Skip to main content
Research Highlight | Center for Nanoscale Materials

Unique spectral response in a mechanical device

Using a single actuation signal, a frequency comb is generated in a micromechanical resonator from two vibrational modes, flexural and torsional, whose interactions are responsible for the unique response.

Scientific Achievement

Using a single actuation signal, we generate a novel response—a frequency comb—in a micromechanical resonator and demonstrate the mechanism behind the behavior. Mode coupling can be nonresonant, where the frequencies of the different vibrational modes do not match and result in inefficiency or instability, or resonant, where the frequencies of the different modes satisfy proportional relationships and produce efficient energy transfer or improve stability. Both nonresonant and resonant typically require multiple external signals to create the multiple modes. In this work, using a micromechanical device, we generate both a flexural mode and a torsional mode with a single signal. The two modes have proportional frequencies and couple to generate a frequency comb.” Further investigation traces the source of the novel behavior to a branching of the vibrational frequency into two stable paths—a bifurcation. A generic model describes the internal resonance using experimental data from the device. 

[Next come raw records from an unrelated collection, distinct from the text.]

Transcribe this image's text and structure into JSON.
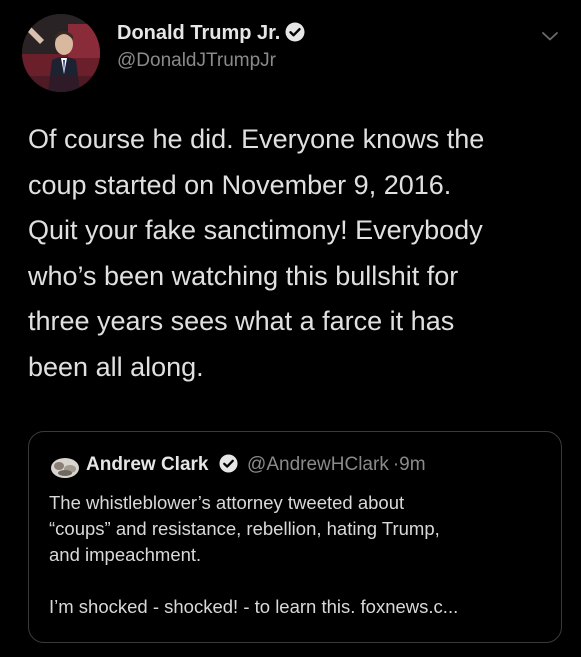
{
  "tweet": {
    "author_name": "Donald Trump Jr.",
    "author_handle": "@DonaldJTrumpJr",
    "text_lines": [
      "Of course he did. Everyone knows the",
      "coup started on November 9, 2016.",
      "Quit your fake sanctimony! Everybody",
      "who’s been watching this bullshit for",
      "three years sees what a farce it has",
      "been all along."
    ],
    "menu_icon": "chevron-down-icon"
  },
  "quote": {
    "author_name": "Andrew Clark",
    "author_handle": "@AndrewHClark",
    "separator": "·",
    "time": "9m",
    "text_lines": [
      "The whistleblower’s attorney tweeted about",
      "“coups” and resistance, rebellion, hating Trump,",
      "and impeachment."
    ],
    "text_lines_2": [
      "I’m shocked - shocked! - to learn this. foxnews.c..."
    ]
  },
  "colors": {
    "background": "#000000",
    "text": "#e0e0e0",
    "secondary": "#8a8a8a",
    "border": "#3a3a3a",
    "verified_badge": "#e6e6e6"
  }
}
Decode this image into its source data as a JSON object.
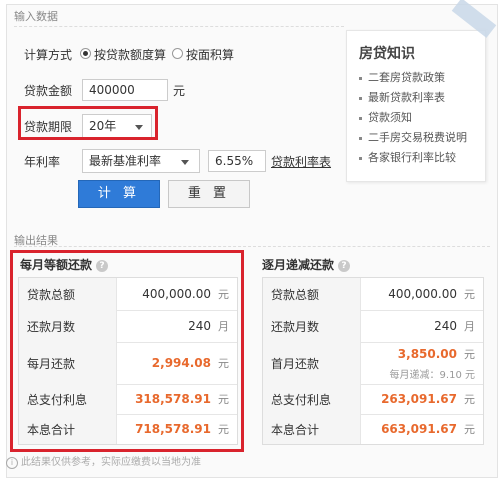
{
  "input_section": {
    "title": "输入数据",
    "calc_method": {
      "label": "计算方式",
      "options": [
        "按贷款额度算",
        "按面积算"
      ],
      "selected": "按贷款额度算"
    },
    "loan_amount": {
      "label": "贷款金额",
      "value": "400000",
      "unit": "元"
    },
    "loan_term": {
      "label": "贷款期限",
      "selected": "20年"
    },
    "annual_rate": {
      "label": "年利率",
      "selected": "最新基准利率",
      "value": "6.55%",
      "link": "贷款利率表"
    },
    "buttons": {
      "calculate": "计 算",
      "reset": "重 置"
    }
  },
  "knowledge_card": {
    "title": "房贷知识",
    "items": [
      "二套房贷款政策",
      "最新贷款利率表",
      "贷款须知",
      "二手房交易税费说明",
      "各家银行利率比较"
    ]
  },
  "output_section": {
    "title": "输出结果",
    "equal_installment": {
      "title": "每月等额还款",
      "rows": [
        {
          "label": "贷款总额",
          "value": "400,000.00",
          "unit": "元"
        },
        {
          "label": "还款月数",
          "value": "240",
          "unit": "月"
        },
        {
          "label": "每月还款",
          "value": "2,994.08",
          "unit": "元"
        },
        {
          "label": "总支付利息",
          "value": "318,578.91",
          "unit": "元"
        },
        {
          "label": "本息合计",
          "value": "718,578.91",
          "unit": "元"
        }
      ]
    },
    "decreasing": {
      "title": "逐月递减还款",
      "rows": [
        {
          "label": "贷款总额",
          "value": "400,000.00",
          "unit": "元"
        },
        {
          "label": "还款月数",
          "value": "240",
          "unit": "月"
        },
        {
          "label": "首月还款",
          "value": "3,850.00",
          "unit": "元",
          "sub": "每月递减：9.10 元"
        },
        {
          "label": "总支付利息",
          "value": "263,091.67",
          "unit": "元"
        },
        {
          "label": "本息合计",
          "value": "663,091.67",
          "unit": "元"
        }
      ]
    }
  },
  "footer_note": "此结果仅供参考，实际应缴费以当地为准",
  "colors": {
    "highlight": "#d9232d",
    "accent": "#e8692d",
    "primary_button": "#2f7bd8"
  }
}
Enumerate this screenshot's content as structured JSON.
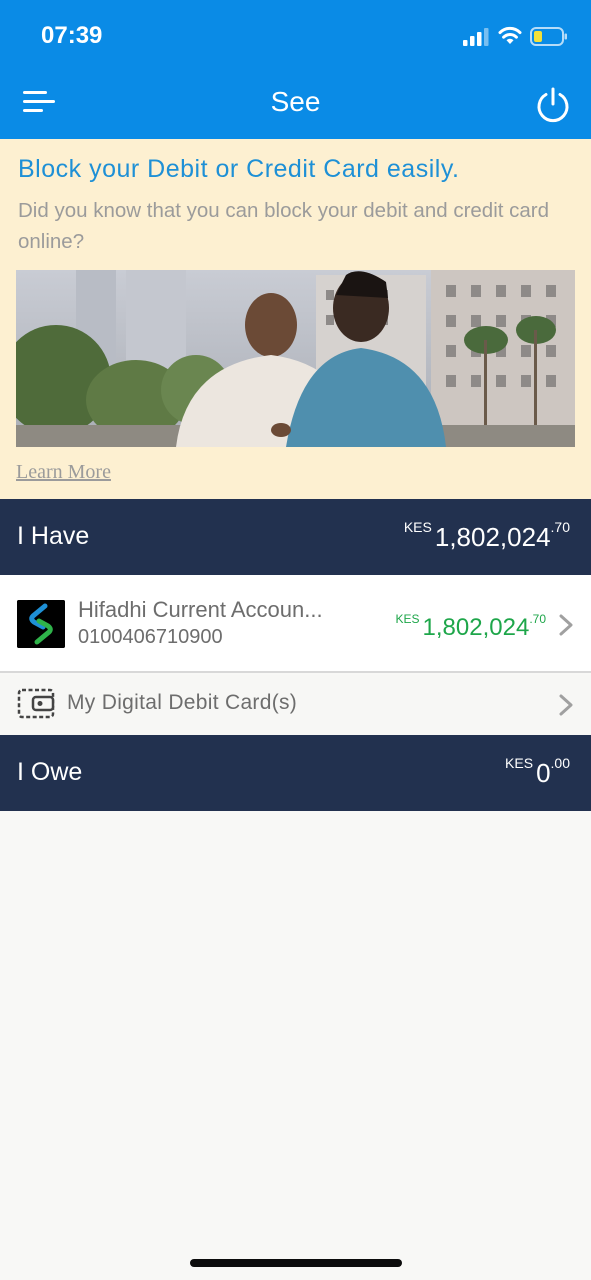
{
  "status_bar": {
    "time": "07:39"
  },
  "nav": {
    "title": "See"
  },
  "promo": {
    "title": "Block your Debit or Credit Card easily.",
    "text": "Did you know that you can block your debit and credit card online?",
    "learn_more": "Learn More"
  },
  "i_have": {
    "label": "I Have",
    "currency": "KES",
    "amount": "1,802,024",
    "cents": ".70"
  },
  "account": {
    "name": "Hifadhi Current Accoun...",
    "number": "0100406710900",
    "currency": "KES",
    "amount": "1,802,024",
    "cents": ".70"
  },
  "digital_card": {
    "label": "My Digital Debit Card(s)"
  },
  "i_owe": {
    "label": "I Owe",
    "currency": "KES",
    "amount": "0",
    "cents": ".00"
  },
  "colors": {
    "primary_blue": "#0a8be6",
    "navy": "#22314f",
    "promo_bg": "#fdf0d1",
    "positive_green": "#1ea64a"
  }
}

Significance and Impact

This completely mechanical model, which can be easily controlled, may be applied to certain biological systems and possibly as a way to emulate neuron interactions.

Research Details

Standard experimental measurements were used to determine the model parameters from the two vibrational modes, flexural and torsional, whose interactions are responsible for the unique frequency comb response. Capabilities from the Center for Nanoscale Materials include electrical equipment to measure device properties.

DOI:https://doi.org/10.1103/PhysRevLett.121.244302 

Download this highlight

Work was performed in part at the Center for Nanoscale Materials.

About Argonne’s Center for Nanoscale Materials
The Center for Nanoscale Materials is one of the five DOE Nanoscale Science Research Centers, premier national user facilities for interdisciplinary research at the nanoscale supported by the DOE Office of Science. Together the NSRCs comprise a suite of complementary facilities that provide researchers with state-of-the-art capabilities to fabricate, process, characterize and model nanoscale materials, and constitute the largest infrastructure investment of the National Nanotechnology Initiative. The NSRCs are located at DOE’s Argonne, Brookhaven, Lawrence Berkeley, Oak Ridge, Sandia and Los Alamos National Laboratories. For more information about the DOE NSRCs, please visit https://​sci​ence​.ener​gy​.gov/​b​e​s​/​s​u​f​/​u​s​e​r​-​f​a​c​i​l​i​t​i​e​s​/​n​a​n​o​s​c​a​l​e​-​s​c​i​e​n​c​e​-​r​e​s​e​a​r​c​h​-​c​e​n​ters/.

Argonne National Laboratory seeks solutions to pressing national problems in science and technology. The nation’s first national laboratory, Argonne conducts leading-edge basic and applied scientific research in virtually every scientific discipline. Argonne researchers work closely with researchers from hundreds of companies, universities, and federal, state and municipal agencies to help them solve their specific problems, advance America’s scientific leadership and prepare the nation for a better future. With employees from more than 60 nations, Argonne is managed by UChicago Argonne, LLC for the U.S. Department of Energy’s Office of Science.

The U.S. Department of Energy’s Office of Science is the single largest supporter of basic research in the physical sciences in the United States and is working to address some of the most pressing challenges of our time. For more information, visit the Office of Science website.